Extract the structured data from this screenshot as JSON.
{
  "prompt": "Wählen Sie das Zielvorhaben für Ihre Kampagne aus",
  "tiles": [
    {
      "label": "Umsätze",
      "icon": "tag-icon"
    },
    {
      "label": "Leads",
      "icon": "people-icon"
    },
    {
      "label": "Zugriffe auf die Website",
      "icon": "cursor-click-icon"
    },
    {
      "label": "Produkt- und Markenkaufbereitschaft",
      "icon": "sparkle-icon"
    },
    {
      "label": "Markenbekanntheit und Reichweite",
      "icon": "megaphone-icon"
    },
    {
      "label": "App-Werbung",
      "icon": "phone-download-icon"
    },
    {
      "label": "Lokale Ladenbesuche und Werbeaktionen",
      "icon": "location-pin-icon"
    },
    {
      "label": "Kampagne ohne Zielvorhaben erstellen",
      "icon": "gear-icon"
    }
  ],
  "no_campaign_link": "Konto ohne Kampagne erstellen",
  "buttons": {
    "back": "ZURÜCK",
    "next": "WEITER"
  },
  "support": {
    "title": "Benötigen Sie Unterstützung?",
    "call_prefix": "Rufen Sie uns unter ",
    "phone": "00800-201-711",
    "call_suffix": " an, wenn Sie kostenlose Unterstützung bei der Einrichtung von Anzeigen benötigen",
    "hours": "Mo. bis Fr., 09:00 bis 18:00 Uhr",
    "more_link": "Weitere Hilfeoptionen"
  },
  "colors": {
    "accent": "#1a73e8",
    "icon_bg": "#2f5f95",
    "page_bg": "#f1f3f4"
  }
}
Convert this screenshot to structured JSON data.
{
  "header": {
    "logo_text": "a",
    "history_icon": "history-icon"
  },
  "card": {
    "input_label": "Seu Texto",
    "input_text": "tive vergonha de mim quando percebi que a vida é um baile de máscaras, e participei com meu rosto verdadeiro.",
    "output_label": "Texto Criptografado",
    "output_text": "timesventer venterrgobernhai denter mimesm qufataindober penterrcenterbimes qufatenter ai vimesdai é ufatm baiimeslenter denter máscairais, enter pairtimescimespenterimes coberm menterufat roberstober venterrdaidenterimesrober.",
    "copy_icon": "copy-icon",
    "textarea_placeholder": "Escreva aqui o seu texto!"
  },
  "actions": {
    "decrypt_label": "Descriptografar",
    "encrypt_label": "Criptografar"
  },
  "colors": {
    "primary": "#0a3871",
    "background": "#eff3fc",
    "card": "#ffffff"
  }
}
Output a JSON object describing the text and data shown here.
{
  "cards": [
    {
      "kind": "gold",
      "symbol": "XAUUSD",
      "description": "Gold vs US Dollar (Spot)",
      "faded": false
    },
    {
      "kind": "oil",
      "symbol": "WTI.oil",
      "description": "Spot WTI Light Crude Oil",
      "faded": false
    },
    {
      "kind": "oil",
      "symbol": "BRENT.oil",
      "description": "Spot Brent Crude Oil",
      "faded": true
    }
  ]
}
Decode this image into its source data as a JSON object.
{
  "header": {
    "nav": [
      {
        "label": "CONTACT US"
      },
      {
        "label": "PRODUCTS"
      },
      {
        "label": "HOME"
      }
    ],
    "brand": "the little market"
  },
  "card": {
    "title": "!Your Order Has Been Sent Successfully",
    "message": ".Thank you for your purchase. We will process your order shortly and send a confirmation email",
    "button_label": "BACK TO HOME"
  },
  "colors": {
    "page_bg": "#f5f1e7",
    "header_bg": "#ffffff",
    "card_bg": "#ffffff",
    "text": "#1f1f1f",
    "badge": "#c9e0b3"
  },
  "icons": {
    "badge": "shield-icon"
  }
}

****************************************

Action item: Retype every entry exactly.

Output:
Extract the structured data from this screenshot as JSON.
{
  "prompt": "Wählen Sie das Zielvorhaben für Ihre Kampagne aus",
  "tiles": [
    {
      "label": "Umsätze",
      "icon": "tag-icon"
    },
    {
      "label": "Leads",
      "icon": "people-icon"
    },
    {
      "label": "Zugriffe auf die Website",
      "icon": "cursor-click-icon"
    },
    {
      "label": "Produkt- und Markenkaufbereitschaft",
      "icon": "sparkle-icon"
    },
    {
      "label": "Markenbekanntheit und Reichweite",
      "icon": "megaphone-icon"
    },
    {
      "label": "App-Werbung",
      "icon": "phone-download-icon"
    },
    {
      "label": "Lokale Ladenbesuche und Werbeaktionen",
      "icon": "location-pin-icon"
    },
    {
      "label": "Kampagne ohne Zielvorhaben erstellen",
      "icon": "gear-icon"
    }
  ],
  "no_campaign_link": "Konto ohne Kampagne erstellen",
  "buttons": {
    "back": "ZURÜCK",
    "next": "WEITER"
  },
  "support": {
    "title": "Benötigen Sie Unterstützung?",
    "call_prefix": "Rufen Sie uns unter ",
    "phone": "00800-201-711",
    "call_suffix": " an, wenn Sie kostenlose Unterstützung bei der Einrichtung von Anzeigen benötigen",
    "hours": "Mo. bis Fr., 09:00 bis 18:00 Uhr",
    "more_link": "Weitere Hilfeoptionen"
  },
  "colors": {
    "accent": "#1a73e8",
    "icon_bg": "#2f5f95",
    "page_bg": "#f1f3f4"
  }
}
Convert this screenshot to structured JSON data.
{
  "header": {
    "logo_text": "a",
    "history_icon": "history-icon"
  },
  "card": {
    "input_label": "Seu Texto",
    "input_text": "tive vergonha de mim quando percebi que a vida é um baile de máscaras, e participei com meu rosto verdadeiro.",
    "output_label": "Texto Criptografado",
    "output_text": "timesventer venterrgobernhai denter mimesm qufataindober penterrcenterbimes qufatenter ai vimesdai é ufatm baiimeslenter denter máscairais, enter pairtimescimespenterimes coberm menterufat roberstober venterrdaidenterimesrober.",
    "copy_icon": "copy-icon",
    "textarea_placeholder": "Escreva aqui o seu texto!"
  },
  "actions": {
    "decrypt_label": "Descriptografar",
    "encrypt_label": "Criptografar"
  },
  "colors": {
    "primary": "#0a3871",
    "background": "#eff3fc",
    "card": "#ffffff"
  }
}
Output a JSON object describing the text and data shown here.
{
  "cards": [
    {
      "kind": "gold",
      "symbol": "XAUUSD",
      "description": "Gold vs US Dollar (Spot)",
      "faded": false
    },
    {
      "kind": "oil",
      "symbol": "WTI.oil",
      "description": "Spot WTI Light Crude Oil",
      "faded": false
    },
    {
      "kind": "oil",
      "symbol": "BRENT.oil",
      "description": "Spot Brent Crude Oil",
      "faded": true
    }
  ]
}
Decode this image into its source data as a JSON object.
{
  "header": {
    "nav": [
      {
        "label": "CONTACT US"
      },
      {
        "label": "PRODUCTS"
      },
      {
        "label": "HOME"
      }
    ],
    "brand": "the little market"
  },
  "card": {
    "title": "!Your Order Has Been Sent Successfully",
    "message": ".Thank you for your purchase. We will process your order shortly and send a confirmation email",
    "button_label": "BACK TO HOME"
  },
  "colors": {
    "page_bg": "#f5f1e7",
    "header_bg": "#ffffff",
    "card_bg": "#ffffff",
    "text": "#1f1f1f",
    "badge": "#c9e0b3"
  },
  "icons": {
    "badge": "shield-icon"
  }
}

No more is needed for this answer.